The Arbre du Ténéré was the loneliest tree in the world. It stood on a caravan route in the Ténéré region of Niger, in the dune seas of the Sahara. Arbre du Ténéré, in the company of some other little Acacia trees, took root there a long time earlier, when the ground was not quite so dry. After things dried up and his colleagues dwindled away, Arbre du Ténéré stuck around—his roots stretching 131 feet into the soil and his isolation stretching 120 miles in all directions.
Michel Lesourd described the tree in 1939:
One must see the Tree to believe its existence. What is its secret? How can it still be living in spite of the multitudes of camels which trample at its sides. How at each azalai does not a lost camel eat its leaves and thorns? Why don't the numerous Touareg leading the salt caravans cut its branches to make fires to brew their tea? The only answer is that the tree is taboo and considered as such by the caravaniers.
There is a kind of superstition, a tribal order which is always respected. Each year the azalai gather round the Tree before facing the crossing of the Ténéré.
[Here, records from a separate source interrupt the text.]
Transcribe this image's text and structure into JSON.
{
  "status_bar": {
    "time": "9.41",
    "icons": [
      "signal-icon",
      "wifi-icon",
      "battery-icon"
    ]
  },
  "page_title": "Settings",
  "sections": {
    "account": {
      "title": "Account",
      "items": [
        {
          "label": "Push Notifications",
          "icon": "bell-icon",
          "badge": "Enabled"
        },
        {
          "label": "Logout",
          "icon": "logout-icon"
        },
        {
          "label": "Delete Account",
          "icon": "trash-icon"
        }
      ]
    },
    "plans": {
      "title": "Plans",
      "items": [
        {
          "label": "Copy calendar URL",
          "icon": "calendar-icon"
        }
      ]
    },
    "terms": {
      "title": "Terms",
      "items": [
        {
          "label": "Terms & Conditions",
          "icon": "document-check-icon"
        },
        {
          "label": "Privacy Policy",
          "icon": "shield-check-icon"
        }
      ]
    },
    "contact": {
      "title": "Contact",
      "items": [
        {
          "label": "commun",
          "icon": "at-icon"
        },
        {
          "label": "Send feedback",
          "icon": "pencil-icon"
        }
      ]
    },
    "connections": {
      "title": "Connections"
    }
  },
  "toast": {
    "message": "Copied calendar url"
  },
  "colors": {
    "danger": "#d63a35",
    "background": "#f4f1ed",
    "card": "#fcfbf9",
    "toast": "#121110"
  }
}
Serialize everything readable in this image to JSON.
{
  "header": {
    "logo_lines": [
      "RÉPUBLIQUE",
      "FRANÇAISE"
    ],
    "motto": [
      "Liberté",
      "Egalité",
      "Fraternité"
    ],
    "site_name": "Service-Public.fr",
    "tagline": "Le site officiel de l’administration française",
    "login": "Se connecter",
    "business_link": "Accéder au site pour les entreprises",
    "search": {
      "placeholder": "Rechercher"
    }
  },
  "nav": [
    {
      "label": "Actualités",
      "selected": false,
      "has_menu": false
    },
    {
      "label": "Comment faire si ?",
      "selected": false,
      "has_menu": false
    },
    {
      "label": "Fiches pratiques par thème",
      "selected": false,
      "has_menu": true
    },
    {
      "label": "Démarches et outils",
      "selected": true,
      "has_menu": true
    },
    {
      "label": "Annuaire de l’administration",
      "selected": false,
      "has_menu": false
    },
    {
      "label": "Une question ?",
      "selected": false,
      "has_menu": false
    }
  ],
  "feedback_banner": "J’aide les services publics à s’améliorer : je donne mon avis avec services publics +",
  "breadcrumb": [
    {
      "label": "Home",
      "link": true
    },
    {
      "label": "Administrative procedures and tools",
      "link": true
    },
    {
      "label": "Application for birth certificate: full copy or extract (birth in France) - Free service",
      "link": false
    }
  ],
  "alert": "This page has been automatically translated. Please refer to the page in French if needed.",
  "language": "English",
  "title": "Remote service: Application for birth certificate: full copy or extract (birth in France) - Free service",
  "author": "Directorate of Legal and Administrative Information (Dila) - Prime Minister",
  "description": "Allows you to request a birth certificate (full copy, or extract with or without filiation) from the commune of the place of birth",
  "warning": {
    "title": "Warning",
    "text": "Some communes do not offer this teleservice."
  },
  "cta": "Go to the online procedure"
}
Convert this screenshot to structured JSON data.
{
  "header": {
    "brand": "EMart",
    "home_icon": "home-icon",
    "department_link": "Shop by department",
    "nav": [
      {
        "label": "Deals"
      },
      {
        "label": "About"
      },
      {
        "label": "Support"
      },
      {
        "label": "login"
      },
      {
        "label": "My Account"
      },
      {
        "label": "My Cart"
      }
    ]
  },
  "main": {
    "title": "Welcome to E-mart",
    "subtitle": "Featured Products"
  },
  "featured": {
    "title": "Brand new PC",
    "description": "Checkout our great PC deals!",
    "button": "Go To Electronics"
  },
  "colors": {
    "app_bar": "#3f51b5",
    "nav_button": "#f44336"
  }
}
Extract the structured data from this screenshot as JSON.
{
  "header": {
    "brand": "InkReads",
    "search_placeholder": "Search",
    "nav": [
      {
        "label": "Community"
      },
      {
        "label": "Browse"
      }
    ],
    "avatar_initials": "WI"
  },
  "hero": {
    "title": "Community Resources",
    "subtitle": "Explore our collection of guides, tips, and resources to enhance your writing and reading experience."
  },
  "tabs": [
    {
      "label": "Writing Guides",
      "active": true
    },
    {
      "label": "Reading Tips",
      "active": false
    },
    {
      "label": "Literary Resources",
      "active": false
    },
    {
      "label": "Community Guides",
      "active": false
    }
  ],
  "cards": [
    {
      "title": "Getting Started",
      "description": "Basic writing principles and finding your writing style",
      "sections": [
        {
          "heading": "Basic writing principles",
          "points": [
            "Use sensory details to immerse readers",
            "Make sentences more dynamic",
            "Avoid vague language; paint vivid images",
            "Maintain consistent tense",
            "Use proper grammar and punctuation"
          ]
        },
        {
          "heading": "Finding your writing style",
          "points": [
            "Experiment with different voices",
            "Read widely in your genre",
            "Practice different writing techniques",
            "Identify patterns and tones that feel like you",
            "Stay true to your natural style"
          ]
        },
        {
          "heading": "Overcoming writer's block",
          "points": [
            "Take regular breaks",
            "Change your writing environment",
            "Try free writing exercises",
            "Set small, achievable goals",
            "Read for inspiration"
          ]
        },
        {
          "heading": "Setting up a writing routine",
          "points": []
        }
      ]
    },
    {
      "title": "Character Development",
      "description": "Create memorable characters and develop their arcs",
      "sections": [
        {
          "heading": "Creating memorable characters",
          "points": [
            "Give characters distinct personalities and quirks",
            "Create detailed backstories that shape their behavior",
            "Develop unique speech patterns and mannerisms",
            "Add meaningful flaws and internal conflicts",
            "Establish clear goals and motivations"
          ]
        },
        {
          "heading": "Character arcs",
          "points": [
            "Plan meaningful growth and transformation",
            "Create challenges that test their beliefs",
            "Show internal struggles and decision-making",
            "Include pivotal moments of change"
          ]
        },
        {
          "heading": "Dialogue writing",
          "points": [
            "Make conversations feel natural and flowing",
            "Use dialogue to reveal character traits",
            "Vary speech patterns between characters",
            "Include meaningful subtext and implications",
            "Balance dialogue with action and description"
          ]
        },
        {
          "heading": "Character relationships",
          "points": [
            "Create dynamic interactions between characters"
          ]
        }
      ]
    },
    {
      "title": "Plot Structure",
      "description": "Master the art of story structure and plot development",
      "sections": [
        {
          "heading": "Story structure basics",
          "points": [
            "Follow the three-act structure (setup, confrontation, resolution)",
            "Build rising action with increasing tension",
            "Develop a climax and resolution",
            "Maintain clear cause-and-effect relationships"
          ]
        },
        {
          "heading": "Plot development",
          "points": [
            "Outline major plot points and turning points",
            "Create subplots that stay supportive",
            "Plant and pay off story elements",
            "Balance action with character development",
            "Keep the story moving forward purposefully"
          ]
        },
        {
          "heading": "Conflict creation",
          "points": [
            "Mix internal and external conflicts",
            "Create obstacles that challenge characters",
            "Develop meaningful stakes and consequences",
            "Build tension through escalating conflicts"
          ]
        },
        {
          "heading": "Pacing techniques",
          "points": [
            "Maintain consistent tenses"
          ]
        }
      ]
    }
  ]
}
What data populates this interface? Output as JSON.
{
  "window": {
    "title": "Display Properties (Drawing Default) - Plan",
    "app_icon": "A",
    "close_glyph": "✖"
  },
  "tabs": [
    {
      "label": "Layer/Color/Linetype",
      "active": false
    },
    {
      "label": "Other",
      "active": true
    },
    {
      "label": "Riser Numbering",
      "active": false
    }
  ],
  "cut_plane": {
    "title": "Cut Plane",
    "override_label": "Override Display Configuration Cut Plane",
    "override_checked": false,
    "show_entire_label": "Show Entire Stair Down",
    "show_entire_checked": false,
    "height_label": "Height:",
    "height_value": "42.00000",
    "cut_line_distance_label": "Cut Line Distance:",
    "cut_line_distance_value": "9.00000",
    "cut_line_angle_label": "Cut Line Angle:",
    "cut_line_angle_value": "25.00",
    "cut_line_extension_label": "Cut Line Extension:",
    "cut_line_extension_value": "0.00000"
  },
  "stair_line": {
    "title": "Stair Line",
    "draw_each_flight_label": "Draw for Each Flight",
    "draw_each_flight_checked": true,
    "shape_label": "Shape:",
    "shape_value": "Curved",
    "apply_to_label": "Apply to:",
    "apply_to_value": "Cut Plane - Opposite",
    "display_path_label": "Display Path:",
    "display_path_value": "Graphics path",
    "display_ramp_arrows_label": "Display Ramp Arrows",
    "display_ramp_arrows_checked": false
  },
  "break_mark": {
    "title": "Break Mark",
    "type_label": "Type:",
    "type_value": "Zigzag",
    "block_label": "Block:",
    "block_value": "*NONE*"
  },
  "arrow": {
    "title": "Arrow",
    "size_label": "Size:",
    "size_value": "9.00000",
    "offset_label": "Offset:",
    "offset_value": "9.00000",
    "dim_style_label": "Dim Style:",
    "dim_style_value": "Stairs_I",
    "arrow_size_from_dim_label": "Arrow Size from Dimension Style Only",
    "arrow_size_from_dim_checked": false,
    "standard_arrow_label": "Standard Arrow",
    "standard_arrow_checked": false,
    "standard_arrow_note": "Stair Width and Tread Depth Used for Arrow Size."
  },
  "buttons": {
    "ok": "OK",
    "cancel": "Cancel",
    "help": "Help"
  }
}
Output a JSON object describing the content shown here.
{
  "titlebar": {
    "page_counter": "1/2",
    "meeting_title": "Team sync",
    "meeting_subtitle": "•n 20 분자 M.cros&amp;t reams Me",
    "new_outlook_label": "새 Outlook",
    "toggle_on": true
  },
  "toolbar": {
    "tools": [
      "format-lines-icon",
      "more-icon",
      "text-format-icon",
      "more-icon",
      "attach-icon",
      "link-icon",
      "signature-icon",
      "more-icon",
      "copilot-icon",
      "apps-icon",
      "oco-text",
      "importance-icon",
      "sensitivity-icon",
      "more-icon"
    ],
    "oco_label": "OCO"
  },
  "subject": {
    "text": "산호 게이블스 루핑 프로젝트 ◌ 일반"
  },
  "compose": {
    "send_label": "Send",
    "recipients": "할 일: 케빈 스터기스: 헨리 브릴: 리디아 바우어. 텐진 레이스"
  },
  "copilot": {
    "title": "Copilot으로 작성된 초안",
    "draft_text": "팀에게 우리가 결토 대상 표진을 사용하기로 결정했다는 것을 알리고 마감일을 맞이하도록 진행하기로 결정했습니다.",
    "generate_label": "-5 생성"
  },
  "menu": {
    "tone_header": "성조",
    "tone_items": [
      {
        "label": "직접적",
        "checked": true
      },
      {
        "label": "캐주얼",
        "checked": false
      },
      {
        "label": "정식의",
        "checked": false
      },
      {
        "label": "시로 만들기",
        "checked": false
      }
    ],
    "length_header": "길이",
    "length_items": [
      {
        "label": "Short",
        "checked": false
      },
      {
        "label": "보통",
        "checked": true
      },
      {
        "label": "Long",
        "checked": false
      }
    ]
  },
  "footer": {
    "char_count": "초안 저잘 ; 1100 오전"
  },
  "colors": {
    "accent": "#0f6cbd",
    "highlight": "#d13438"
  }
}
The Acacia has become a living lighthouse; it is the first or the last landmark for the azalai leaving Agadez for Bilma, or returning.
Thirty-odd years later, the Arbre du Ténéré's loneliness was abruptly ended:
The tree was knocked down by an allegedly drunk Libyan truck driver in 1973.
(List of famous trees is occupying my brain today.)